[RECORDS TO PROCESS Boundary: Start]
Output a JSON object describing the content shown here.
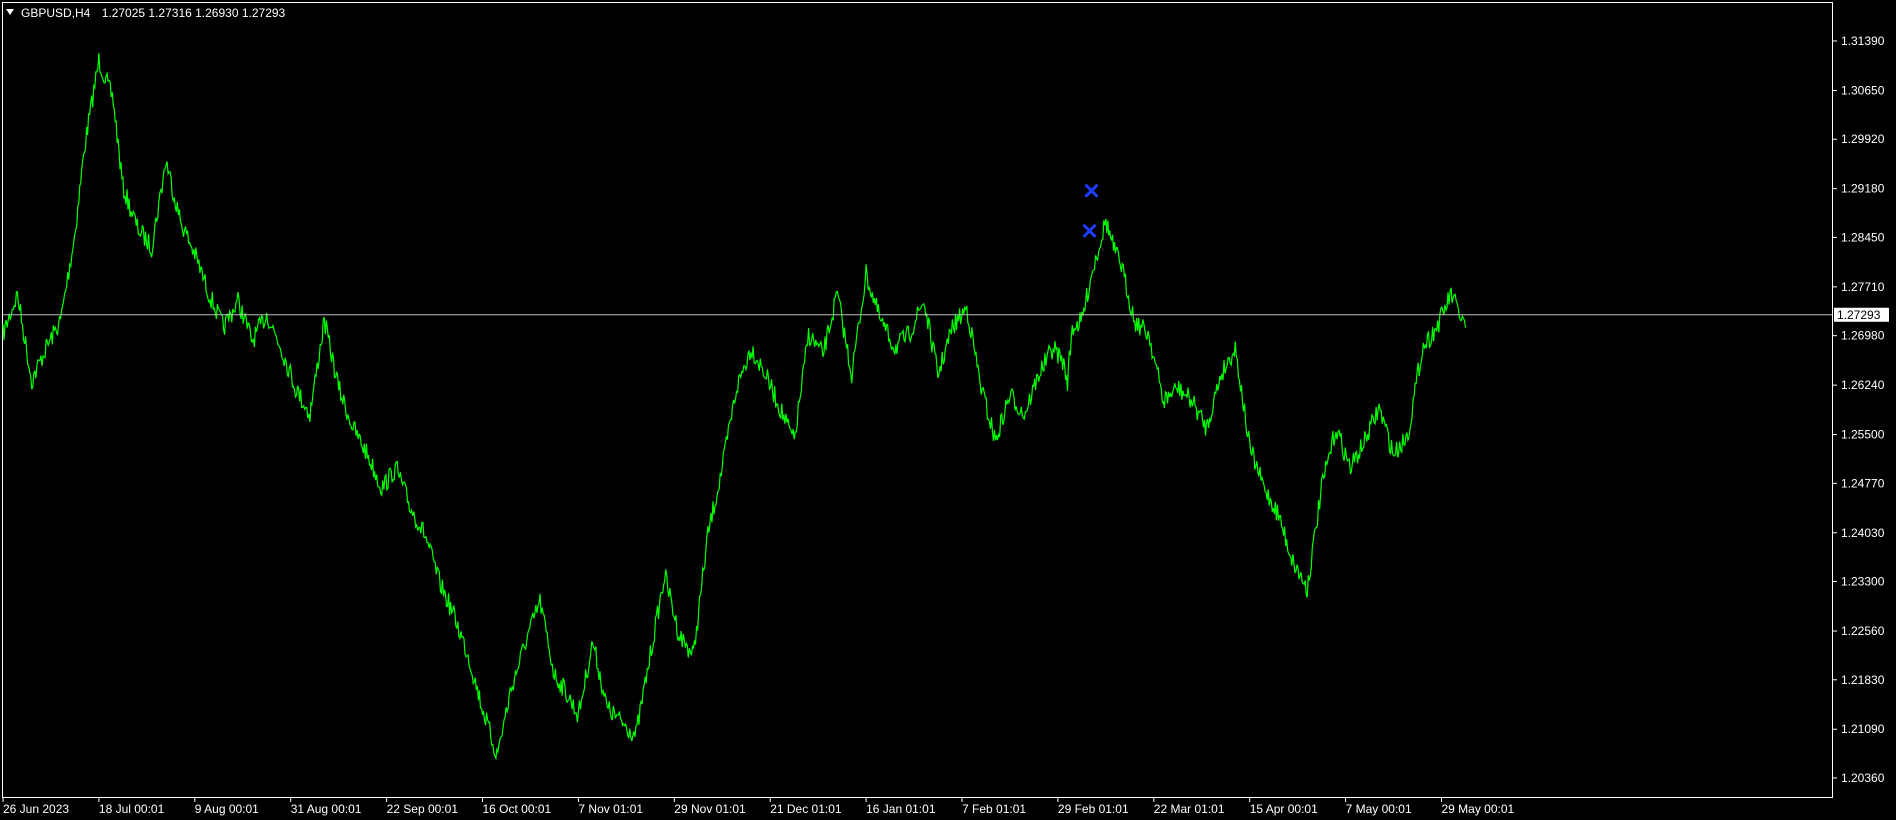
{
  "header": {
    "symbol": "GBPUSD,H4",
    "ohlc": "1.27025 1.27316 1.26930 1.27293"
  },
  "colors": {
    "background": "#000000",
    "price_line": "#00ff00",
    "axis": "#ffffff",
    "marker": "#1e3cff",
    "current_price_label_bg": "#ffffff",
    "current_price_label_text": "#000000"
  },
  "chart_data": {
    "type": "line",
    "ylim": [
      1.2,
      1.318
    ],
    "yticks": [
      "1.31390",
      "1.30650",
      "1.29920",
      "1.29180",
      "1.28450",
      "1.27710",
      "1.26980",
      "1.26240",
      "1.25500",
      "1.24770",
      "1.24030",
      "1.23300",
      "1.22560",
      "1.21830",
      "1.21090",
      "1.20360"
    ],
    "current_price": "1.27293",
    "x_labels": [
      "26 Jun 2023",
      "18 Jul 00:01",
      "9 Aug 00:01",
      "31 Aug 00:01",
      "22 Sep 00:01",
      "16 Oct 00:01",
      "7 Nov 01:01",
      "29 Nov 01:01",
      "21 Dec 01:01",
      "16 Jan 01:01",
      "7 Feb 01:01",
      "29 Feb 01:01",
      "22 Mar 01:01",
      "15 Apr 00:01",
      "7 May 00:01",
      "29 May 00:01"
    ],
    "grid": false,
    "series": [
      {
        "x": [
          0,
          0.15,
          0.3,
          0.45,
          0.6,
          0.75,
          0.85,
          1.0,
          1.15,
          1.25,
          1.4,
          1.55,
          1.7,
          1.85,
          2.0,
          2.15,
          2.3,
          2.45,
          2.6,
          2.75,
          2.9,
          3.05,
          3.2,
          3.35,
          3.5,
          3.65,
          3.8,
          3.95,
          4.1,
          4.25,
          4.4,
          4.55,
          4.7,
          4.85,
          5.0,
          5.15,
          5.3,
          5.45,
          5.6,
          5.75,
          5.85,
          6.0,
          6.15,
          6.3,
          6.45,
          6.6,
          6.75,
          6.9,
          7.05,
          7.2,
          7.35,
          7.5,
          7.65,
          7.8,
          7.95,
          8.1,
          8.25,
          8.4,
          8.55,
          8.7,
          8.85,
          9.0,
          9.15,
          9.3,
          9.45,
          9.6,
          9.75,
          9.9,
          10.05,
          10.2,
          10.35,
          10.5,
          10.65,
          10.8,
          10.95,
          11.05,
          11.1,
          11.15,
          11.25,
          11.35,
          11.5,
          11.6,
          11.65,
          11.8,
          11.95,
          12.1,
          12.25,
          12.4,
          12.55,
          12.7,
          12.85,
          13.0,
          13.15,
          13.3,
          13.45,
          13.6,
          13.75,
          13.9,
          14.05,
          14.2,
          14.35,
          14.5,
          14.65,
          14.8,
          14.95,
          15.1,
          15.25
        ],
        "values": [
          1.27,
          1.276,
          1.263,
          1.268,
          1.272,
          1.285,
          1.298,
          1.311,
          1.305,
          1.292,
          1.286,
          1.283,
          1.296,
          1.287,
          1.282,
          1.276,
          1.271,
          1.275,
          1.269,
          1.273,
          1.268,
          1.262,
          1.258,
          1.272,
          1.262,
          1.256,
          1.252,
          1.247,
          1.25,
          1.244,
          1.24,
          1.233,
          1.228,
          1.222,
          1.214,
          1.207,
          1.217,
          1.224,
          1.23,
          1.219,
          1.217,
          1.213,
          1.224,
          1.214,
          1.212,
          1.21,
          1.222,
          1.234,
          1.225,
          1.222,
          1.24,
          1.25,
          1.262,
          1.268,
          1.264,
          1.259,
          1.254,
          1.27,
          1.267,
          1.276,
          1.264,
          1.279,
          1.272,
          1.268,
          1.27,
          1.275,
          1.264,
          1.271,
          1.274,
          1.262,
          1.254,
          1.261,
          1.258,
          1.264,
          1.268,
          1.266,
          1.263,
          1.271,
          1.272,
          1.279,
          1.287,
          1.282,
          1.281,
          1.272,
          1.27,
          1.26,
          1.262,
          1.26,
          1.256,
          1.264,
          1.268,
          1.253,
          1.247,
          1.243,
          1.236,
          1.232,
          1.247,
          1.256,
          1.25,
          1.254,
          1.259,
          1.252,
          1.255,
          1.268,
          1.271,
          1.276,
          1.271
        ],
        "markers": [
          {
            "x": 11.35,
            "y": 1.2915
          },
          {
            "x": 11.33,
            "y": 1.2855
          }
        ]
      }
    ]
  }
}
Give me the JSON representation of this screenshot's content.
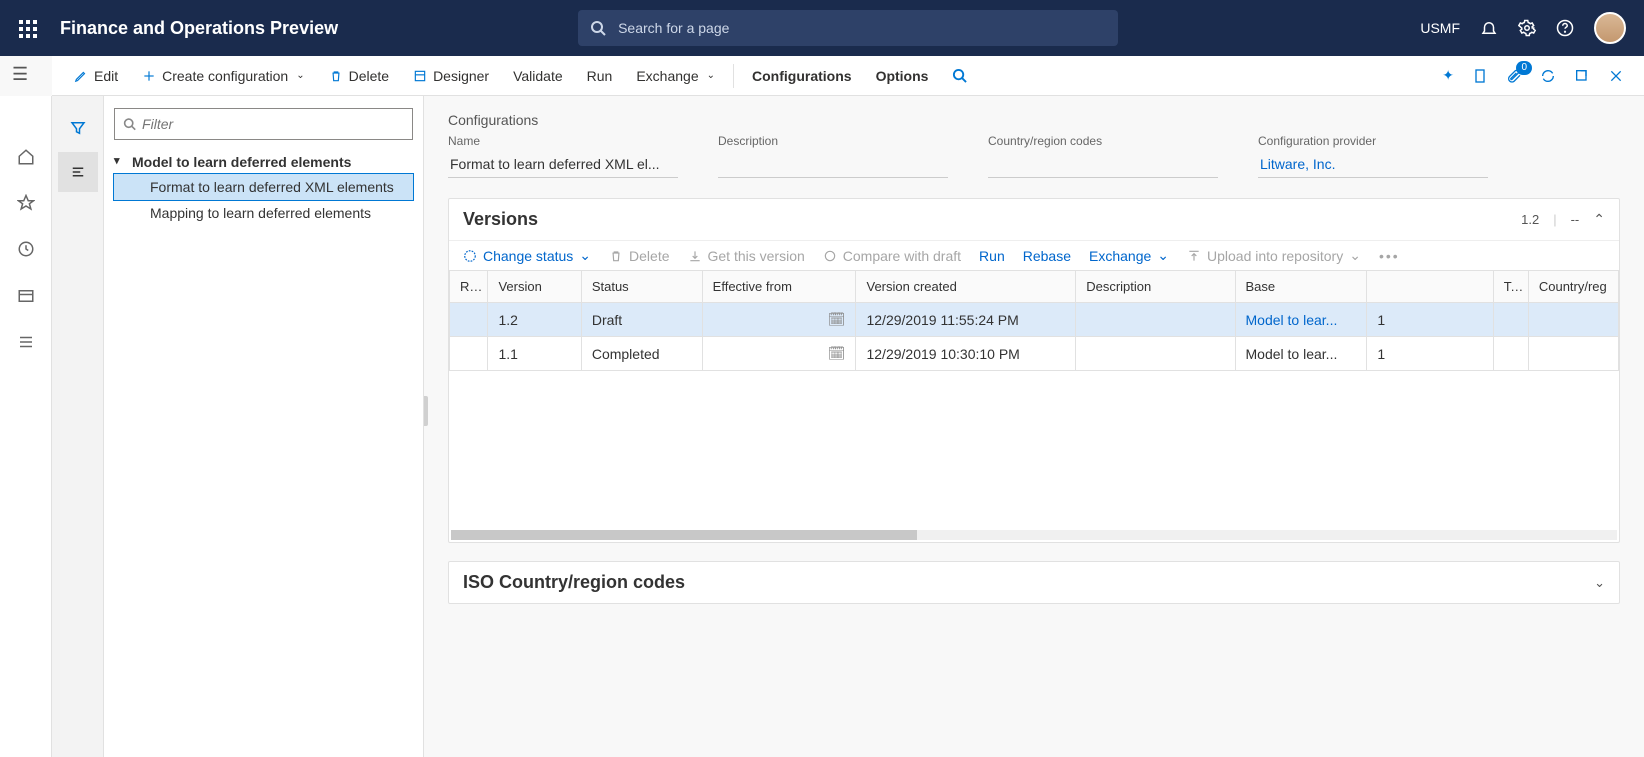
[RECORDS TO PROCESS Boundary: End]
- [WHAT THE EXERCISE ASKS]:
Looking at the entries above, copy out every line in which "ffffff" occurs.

- [REPLY]:
    "axis": "#ffffff",
    "current_price_label_bg": "#ffffff",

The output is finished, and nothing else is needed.